While this case is certainly a huge win for public school students and their First Amendment rights, the Supreme Court was careful to say that this ruling applied narrowly to this specific situation. At the appeals level of Levy’s case, the court, in siding with Levy, determined that the school violated her First Amendment rights because off campus speech could not be regulated by the school at all, and that Tinker’s special circumstances applied only to on campus speech. However, Justice Breyer and the concurring justices disagreed.
“Unlike the Third Circuit, we do not believe the special characteristics that give schools additional license to regulate student speech always [emphasis added] disappear when a school regulates speech that takes place off campus.”
Situations in which a school can regulate off campus speech may include: serious harassment or bullying of an individual; specific threatening or targeting of a teacher; cheating or other instances of breaching the rules for assignments; misuse of school security devices, such as sharing private information on a school computer. In these situations, the school bears the burden of proof in order to justify regulating school speech away from school property.

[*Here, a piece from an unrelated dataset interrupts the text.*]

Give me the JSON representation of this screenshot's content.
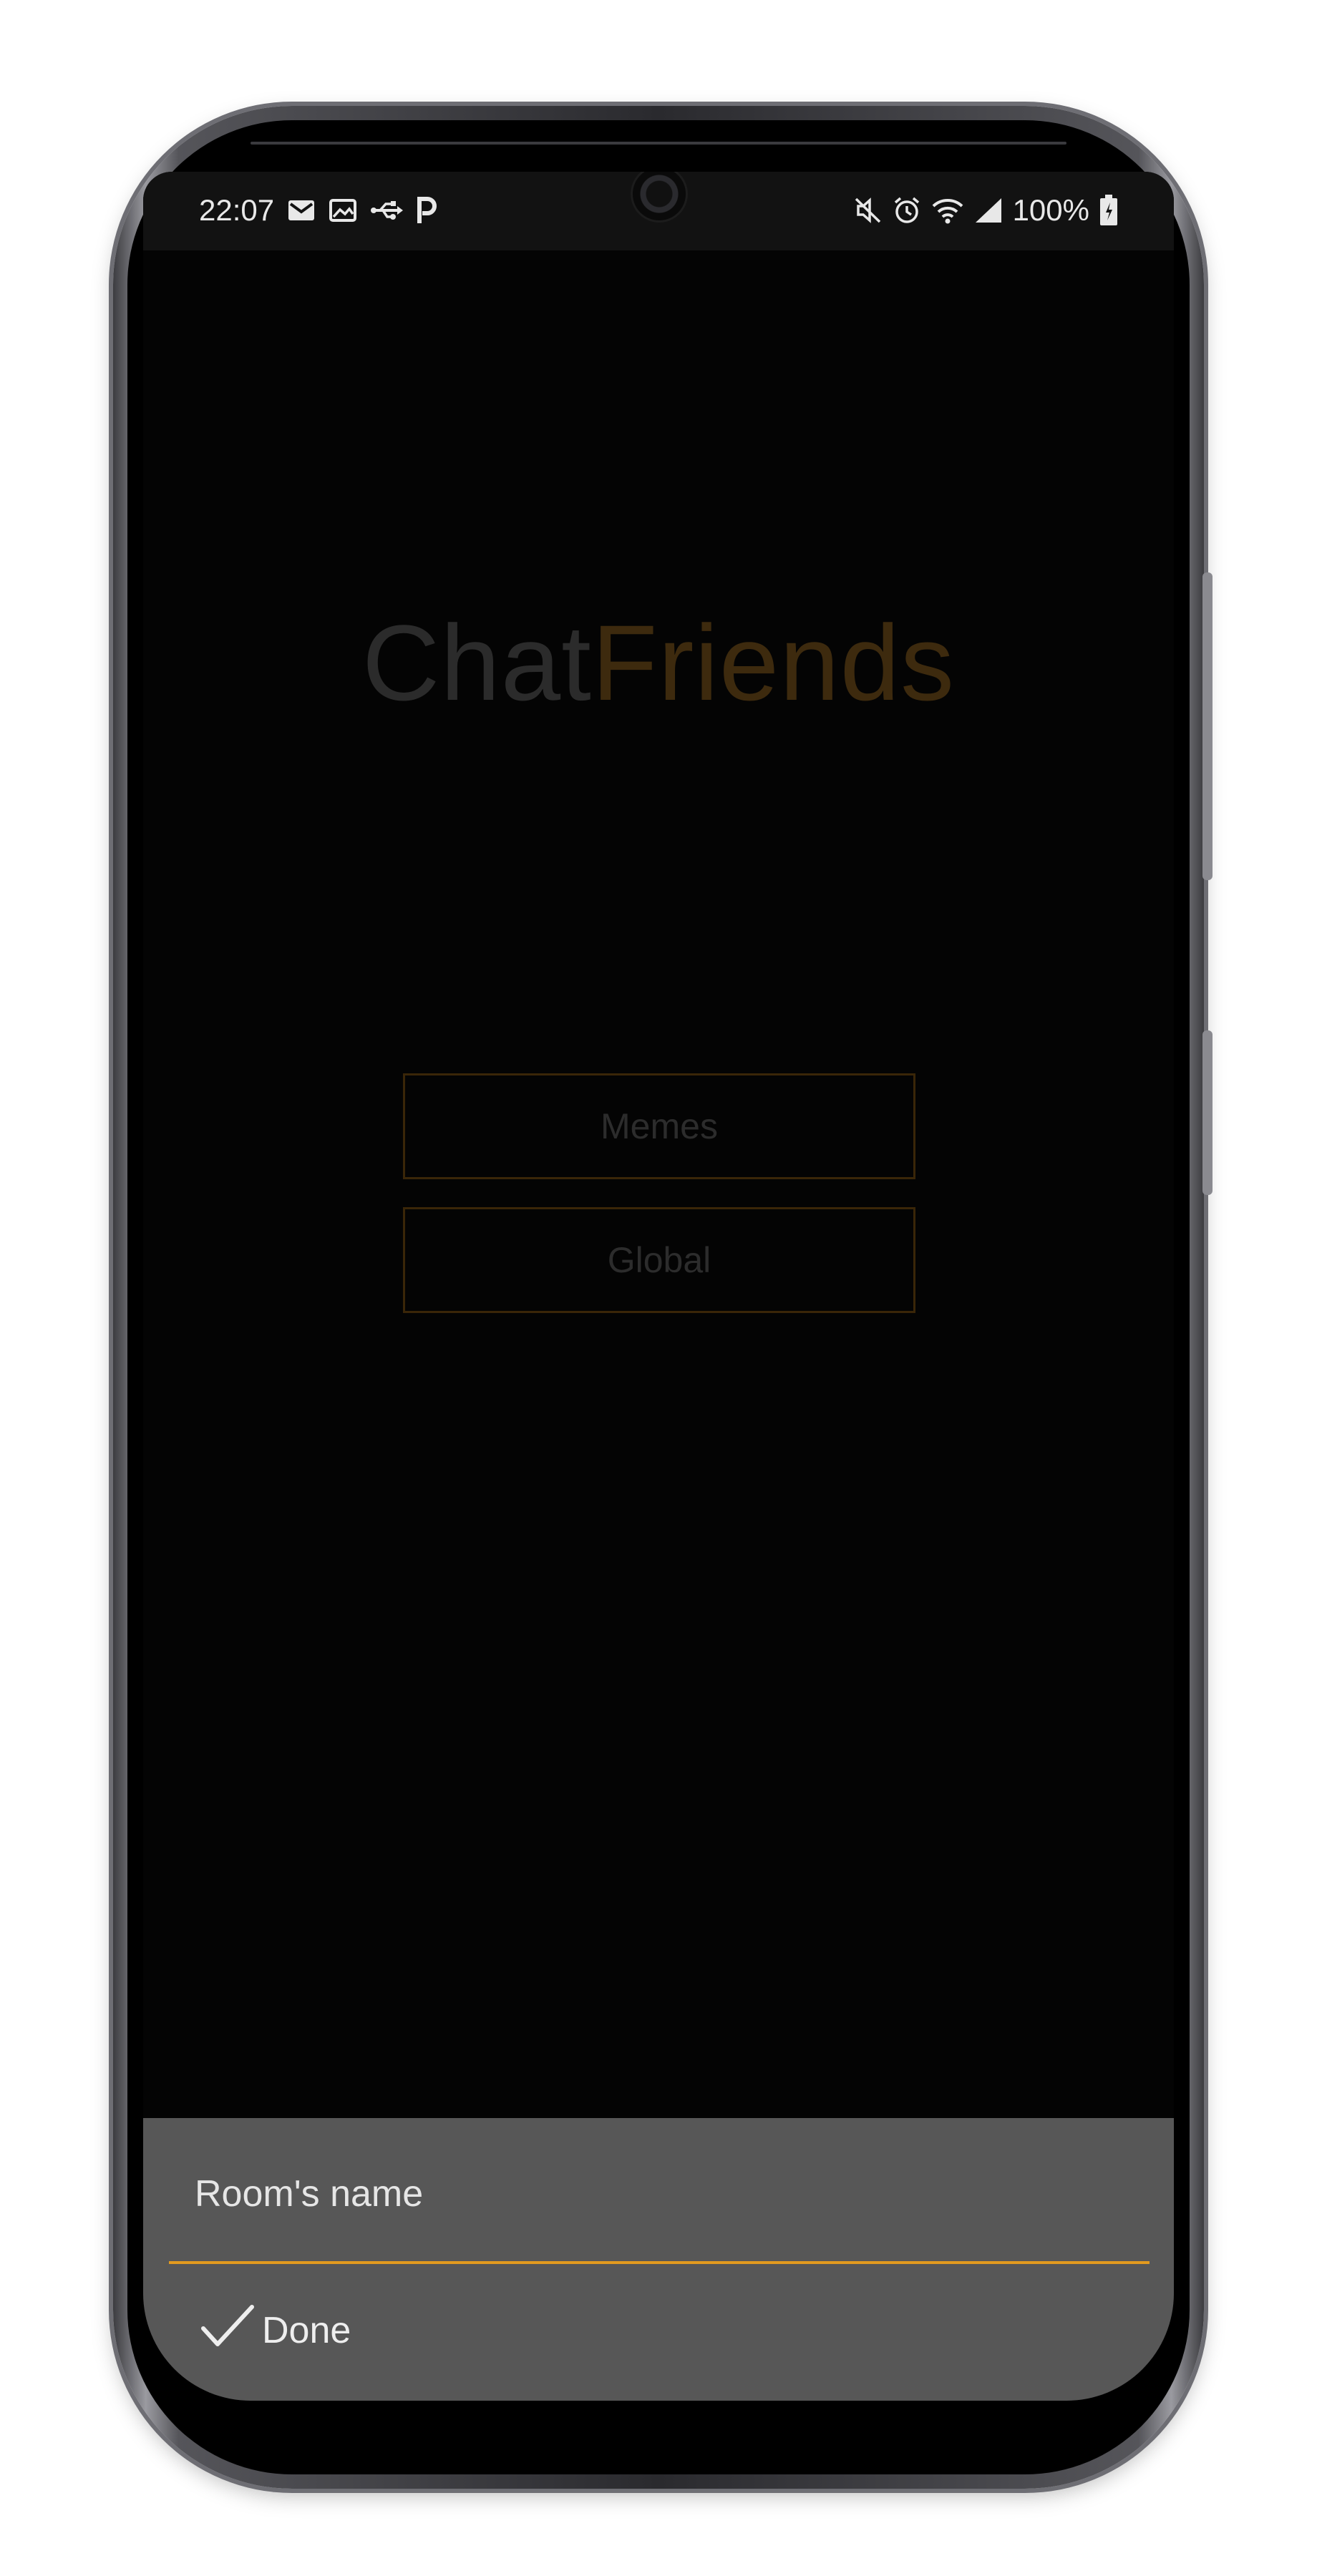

Another notable difference between Tinker and Levy is the advent of the Internet. In 1969, “on campus” clearly referred to school property and school hours. “Off campus” referred to anything outside of those parameters. Now, especially after 2020 and the substantial increase in online education, the distinction between on and off campus is blurred. With video technology, recorded lectures, and flexible deadlines, students could be at school literally at any time of the day. Justice Breyer indicated that this blurred distinction was yet another reason why the Court hesitated to apply additional parameters in which schools could regulate student speech.
Given that several of the major court cases since Tinker v. Des Moines have cut back on students’ First Amendment rights, Maloney v. Levy is a decisive win. However, with the narrow application of this ruling, and the evolution of online education in this country, I anticipate more cases like this one, defining students’ constitutional rights for the future.
Rebecca holds an MLIS from the University of North Texas and is a former teacher and school library consultant. Though not currently working in a library, she continues to fight against censorship and advocate for intellectual freedom rights, especially for children’s literature. When she’s not wrangling her three children, Rebecca enjoys reading, running, writing, and roaming the world.